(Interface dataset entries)
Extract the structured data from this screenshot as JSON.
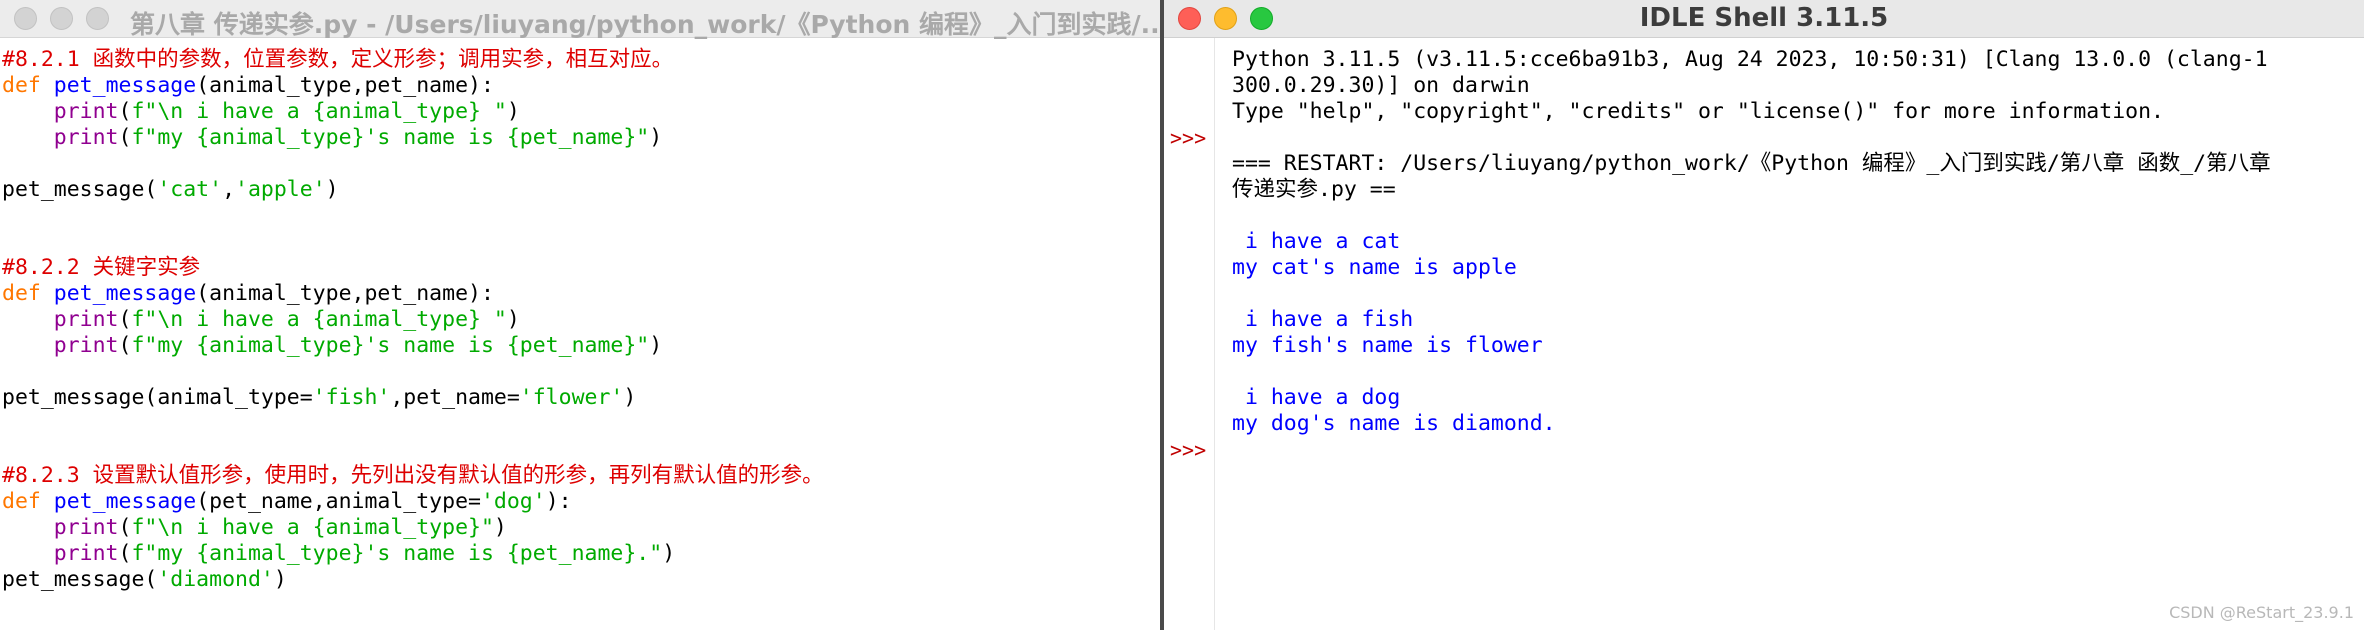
{
  "editor": {
    "title": "第八章 传递实参.py - /Users/liuyang/python_work/《Python 编程》_入门到实践/...",
    "lines": [
      [
        {
          "t": "#8.2.1 函数中的参数，位置参数，定义形参；调用实参，相互对应。",
          "k": "comment"
        }
      ],
      [
        {
          "t": "def",
          "k": "keyword"
        },
        {
          "t": " ",
          "k": "plain"
        },
        {
          "t": "pet_message",
          "k": "def"
        },
        {
          "t": "(animal_type,pet_name):",
          "k": "plain"
        }
      ],
      [
        {
          "t": "    ",
          "k": "plain"
        },
        {
          "t": "print",
          "k": "builtin"
        },
        {
          "t": "(",
          "k": "plain"
        },
        {
          "t": "f\"\\n i have a {animal_type} \"",
          "k": "string"
        },
        {
          "t": ")",
          "k": "plain"
        }
      ],
      [
        {
          "t": "    ",
          "k": "plain"
        },
        {
          "t": "print",
          "k": "builtin"
        },
        {
          "t": "(",
          "k": "plain"
        },
        {
          "t": "f\"my {animal_type}'s name is {pet_name}\"",
          "k": "string"
        },
        {
          "t": ")",
          "k": "plain"
        }
      ],
      [],
      [
        {
          "t": "pet_message(",
          "k": "plain"
        },
        {
          "t": "'cat'",
          "k": "string"
        },
        {
          "t": ",",
          "k": "plain"
        },
        {
          "t": "'apple'",
          "k": "string"
        },
        {
          "t": ")",
          "k": "plain"
        }
      ],
      [],
      [],
      [
        {
          "t": "#8.2.2 关键字实参",
          "k": "comment"
        }
      ],
      [
        {
          "t": "def",
          "k": "keyword"
        },
        {
          "t": " ",
          "k": "plain"
        },
        {
          "t": "pet_message",
          "k": "def"
        },
        {
          "t": "(animal_type,pet_name):",
          "k": "plain"
        }
      ],
      [
        {
          "t": "    ",
          "k": "plain"
        },
        {
          "t": "print",
          "k": "builtin"
        },
        {
          "t": "(",
          "k": "plain"
        },
        {
          "t": "f\"\\n i have a {animal_type} \"",
          "k": "string"
        },
        {
          "t": ")",
          "k": "plain"
        }
      ],
      [
        {
          "t": "    ",
          "k": "plain"
        },
        {
          "t": "print",
          "k": "builtin"
        },
        {
          "t": "(",
          "k": "plain"
        },
        {
          "t": "f\"my {animal_type}'s name is {pet_name}\"",
          "k": "string"
        },
        {
          "t": ")",
          "k": "plain"
        }
      ],
      [],
      [
        {
          "t": "pet_message(animal_type=",
          "k": "plain"
        },
        {
          "t": "'fish'",
          "k": "string"
        },
        {
          "t": ",pet_name=",
          "k": "plain"
        },
        {
          "t": "'flower'",
          "k": "string"
        },
        {
          "t": ")",
          "k": "plain"
        }
      ],
      [],
      [],
      [
        {
          "t": "#8.2.3 设置默认值形参，使用时，先列出没有默认值的形参，再列有默认值的形参。",
          "k": "comment"
        }
      ],
      [
        {
          "t": "def",
          "k": "keyword"
        },
        {
          "t": " ",
          "k": "plain"
        },
        {
          "t": "pet_message",
          "k": "def"
        },
        {
          "t": "(pet_name,animal_type=",
          "k": "plain"
        },
        {
          "t": "'dog'",
          "k": "string"
        },
        {
          "t": "):",
          "k": "plain"
        }
      ],
      [
        {
          "t": "    ",
          "k": "plain"
        },
        {
          "t": "print",
          "k": "builtin"
        },
        {
          "t": "(",
          "k": "plain"
        },
        {
          "t": "f\"\\n i have a {animal_type}\"",
          "k": "string"
        },
        {
          "t": ")",
          "k": "plain"
        }
      ],
      [
        {
          "t": "    ",
          "k": "plain"
        },
        {
          "t": "print",
          "k": "builtin"
        },
        {
          "t": "(",
          "k": "plain"
        },
        {
          "t": "f\"my {animal_type}'s name is {pet_name}.\"",
          "k": "string"
        },
        {
          "t": ")",
          "k": "plain"
        }
      ],
      [
        {
          "t": "pet_message(",
          "k": "plain"
        },
        {
          "t": "'diamond'",
          "k": "string"
        },
        {
          "t": ")",
          "k": "plain"
        }
      ]
    ]
  },
  "shell": {
    "title": "IDLE Shell 3.11.5",
    "prompt": ">>>",
    "prompt_lines": [
      3,
      15
    ],
    "lines": [
      {
        "t": "Python 3.11.5 (v3.11.5:cce6ba91b3, Aug 24 2023, 10:50:31) [Clang 13.0.0 (clang-1",
        "k": "plain"
      },
      {
        "t": "300.0.29.30)] on darwin",
        "k": "plain"
      },
      {
        "t": "Type \"help\", \"copyright\", \"credits\" or \"license()\" for more information.",
        "k": "plain"
      },
      {
        "t": "",
        "k": "plain"
      },
      {
        "t": "=== RESTART: /Users/liuyang/python_work/《Python 编程》_入门到实践/第八章 函数_/第八章",
        "k": "plain"
      },
      {
        "t": "传递实参.py ==",
        "k": "plain"
      },
      {
        "t": "",
        "k": "plain"
      },
      {
        "t": " i have a cat",
        "k": "out"
      },
      {
        "t": "my cat's name is apple",
        "k": "out"
      },
      {
        "t": "",
        "k": "plain"
      },
      {
        "t": " i have a fish",
        "k": "out"
      },
      {
        "t": "my fish's name is flower",
        "k": "out"
      },
      {
        "t": "",
        "k": "plain"
      },
      {
        "t": " i have a dog",
        "k": "out"
      },
      {
        "t": "my dog's name is diamond.",
        "k": "out"
      }
    ]
  },
  "watermark": "CSDN @ReStart_23.9.1",
  "colors": {
    "comment": "#dd0000",
    "keyword": "#ff7700",
    "def": "#0000ff",
    "builtin": "#900090",
    "string": "#00aa00",
    "shell_output": "#0000ff",
    "prompt": "#c00000"
  }
}
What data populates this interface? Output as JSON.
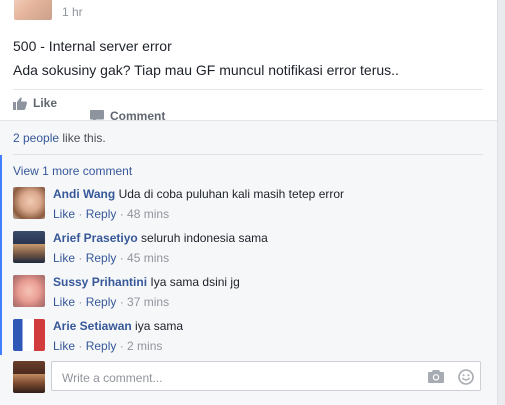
{
  "post": {
    "timestamp": "1 hr",
    "body_lines": [
      "500 - Internal server error",
      "Ada sokusiny gak? Tiap mau GF muncul notifikasi error terus.."
    ],
    "actions": {
      "like_label": "Like",
      "comment_label": "Comment"
    }
  },
  "feedback": {
    "likes_people": "2 people",
    "likes_suffix": " like this.",
    "view_more": "View 1 more comment",
    "comments": [
      {
        "author": "Andi Wang",
        "text": "Uda di coba puluhan kali masih tetep error",
        "like": "Like",
        "reply": "Reply",
        "time": "48 mins"
      },
      {
        "author": "Arief Prasetiyo",
        "text": "seluruh indonesia sama",
        "like": "Like",
        "reply": "Reply",
        "time": "45 mins"
      },
      {
        "author": "Sussy Prihantini",
        "text": "Iya sama dsini jg",
        "like": "Like",
        "reply": "Reply",
        "time": "37 mins"
      },
      {
        "author": "Arie Setiawan",
        "text": "iya sama",
        "like": "Like",
        "reply": "Reply",
        "time": "2 mins"
      }
    ],
    "composer": {
      "placeholder": "Write a comment..."
    }
  },
  "icons": {
    "like": "thumbs-up-icon",
    "comment": "comment-bubble-icon",
    "camera": "camera-icon",
    "emoji": "smiley-icon"
  },
  "colors": {
    "link": "#365899",
    "meta": "#90949c",
    "accent_bar": "#4080ff"
  }
}
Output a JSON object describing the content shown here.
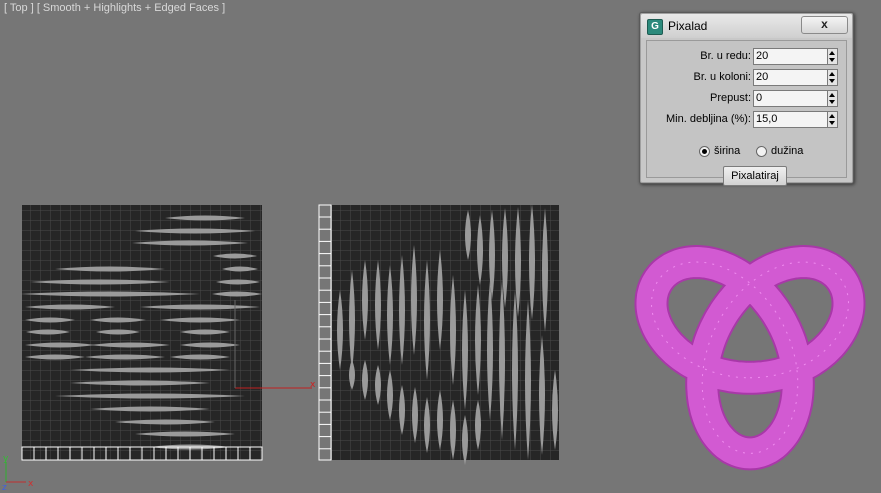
{
  "viewport": {
    "label": "[ Top ] [ Smooth + Highlights + Edged Faces ]",
    "axis_x": "x",
    "axis_y": "y",
    "axis_z": "z"
  },
  "dialog": {
    "title": "Pixalad",
    "close_label": "x",
    "fields": [
      {
        "label": "Br. u redu:",
        "value": "20"
      },
      {
        "label": "Br. u koloni:",
        "value": "20"
      },
      {
        "label": "Prepust:",
        "value": "0"
      },
      {
        "label": "Min. debljina (%):",
        "value": "15,0"
      }
    ],
    "radio_options": [
      {
        "label": "širina",
        "selected": true
      },
      {
        "label": "dužina",
        "selected": false
      }
    ],
    "action_label": "Pixalatiraj"
  },
  "colors": {
    "viewport_bg": "#767676",
    "grid_dark": "#262626",
    "pixel_gray": "#9a9a9a",
    "knot": "#d25ad2",
    "knot_edge": "#ff8cff"
  }
}
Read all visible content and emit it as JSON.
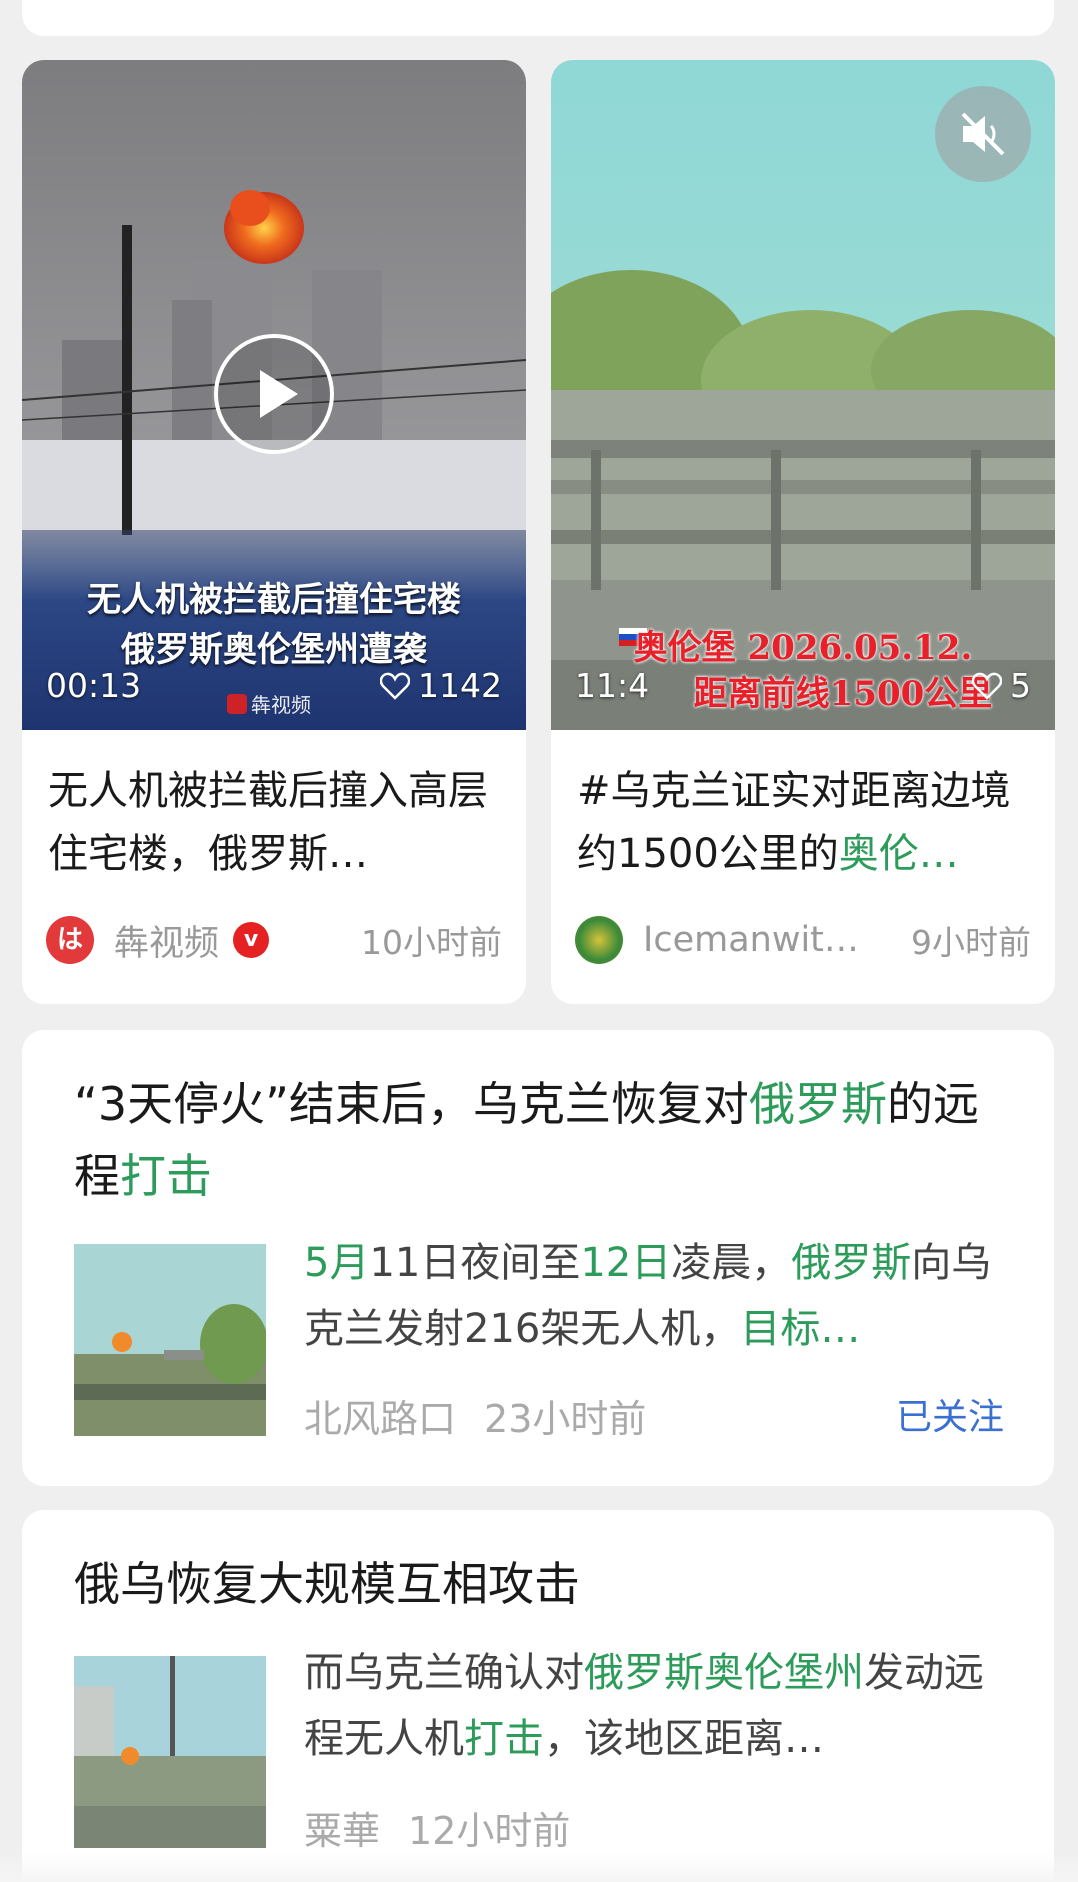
{
  "video_cards": [
    {
      "overlay_line1": "无人机被拦截后撞住宅楼",
      "overlay_line2": "俄罗斯奥伦堡州遭袭",
      "duration": "00:13",
      "likes": "1142",
      "watermark": "犇视频",
      "title": "无人机被拦截后撞入高层住宅楼，俄罗斯…",
      "author": "犇视频",
      "verified_badge": "v",
      "time": "10小时前"
    },
    {
      "overlay_line1": "奥伦堡 2026.05.12.",
      "overlay_line2": "距离前线1500公里",
      "duration": "11:4",
      "likes": "5",
      "title_prefix": "#乌克兰证实对距离边境约1500公里的",
      "title_highlight": "奥伦…",
      "author": "Icemanwit…",
      "time": "9小时前"
    }
  ],
  "articles": [
    {
      "title_part1": "“3天停火”结束后，乌克兰恢复对",
      "title_hl1": "俄罗斯",
      "title_part2": "的远程",
      "title_hl2": "打击",
      "summary_hl1": "5月",
      "summary_part1": "11日夜间至",
      "summary_hl2": "12日",
      "summary_part2": "凌晨，",
      "summary_hl3": "俄罗斯",
      "summary_part3": "向乌克兰发射216架无人机，",
      "summary_hl4": "目标…",
      "source": "北风路口",
      "time": "23小时前",
      "follow": "已关注"
    },
    {
      "title": "俄乌恢复大规模互相攻击",
      "summary_part1": "而乌克兰确认对",
      "summary_hl1": "俄罗斯奥伦堡州",
      "summary_part2": "发动远程无人机",
      "summary_hl2": "打击",
      "summary_part3": "，该地区距离…",
      "source": "粟華",
      "time": "12小时前"
    }
  ],
  "colors": {
    "highlight_green": "#2d9b5a",
    "follow_blue": "#3b6fd1",
    "verified_red": "#e52121",
    "background": "#efefef"
  },
  "icons": [
    "play-icon",
    "mute-icon",
    "heart-icon"
  ]
}
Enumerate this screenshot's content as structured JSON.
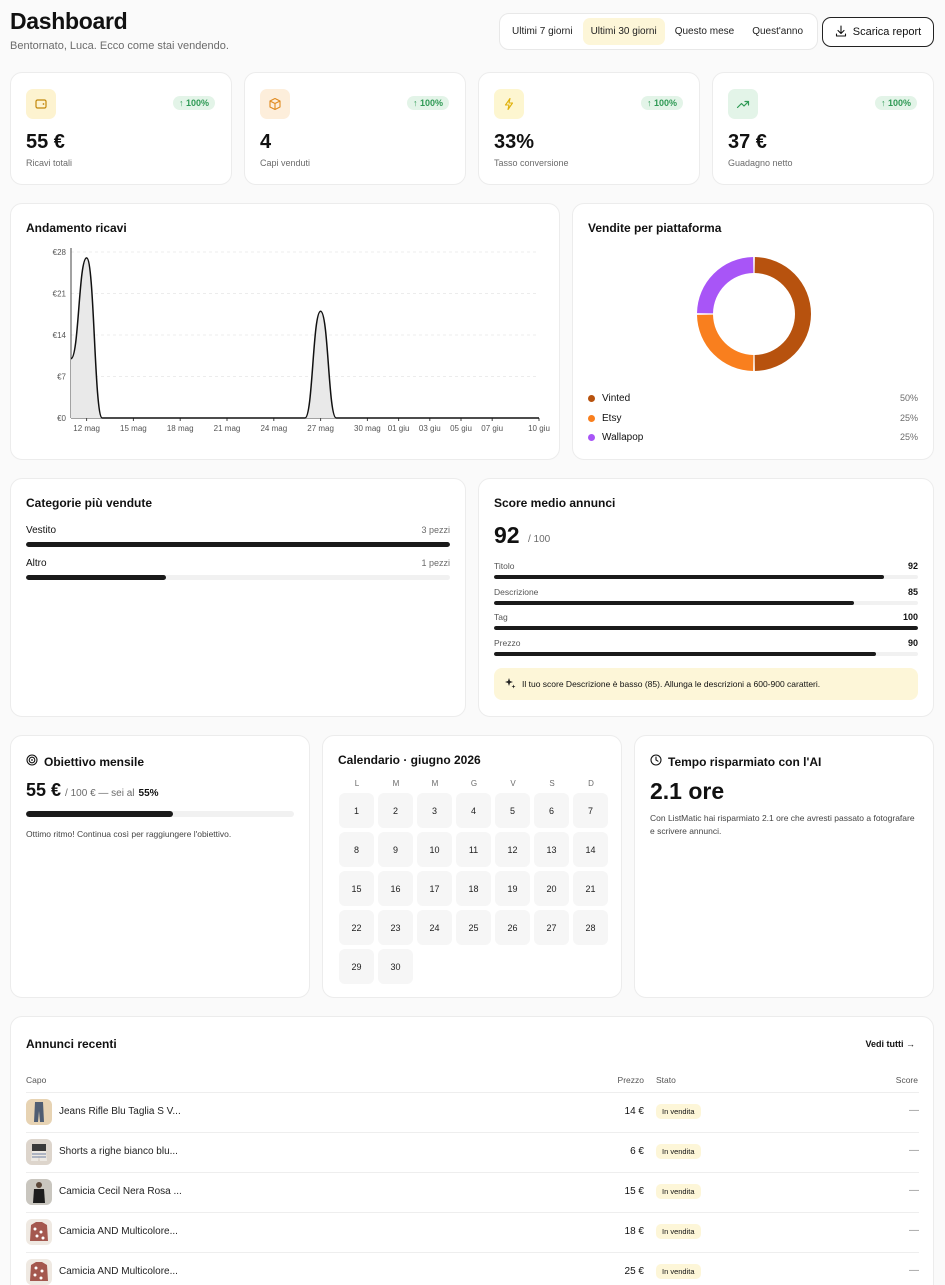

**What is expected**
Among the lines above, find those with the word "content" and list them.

**Result for this exercise**
Output a JSON object describing the content shown here.
Read all visible content and emit it as JSON.
Enumerate this screenshot's content as structured JSON.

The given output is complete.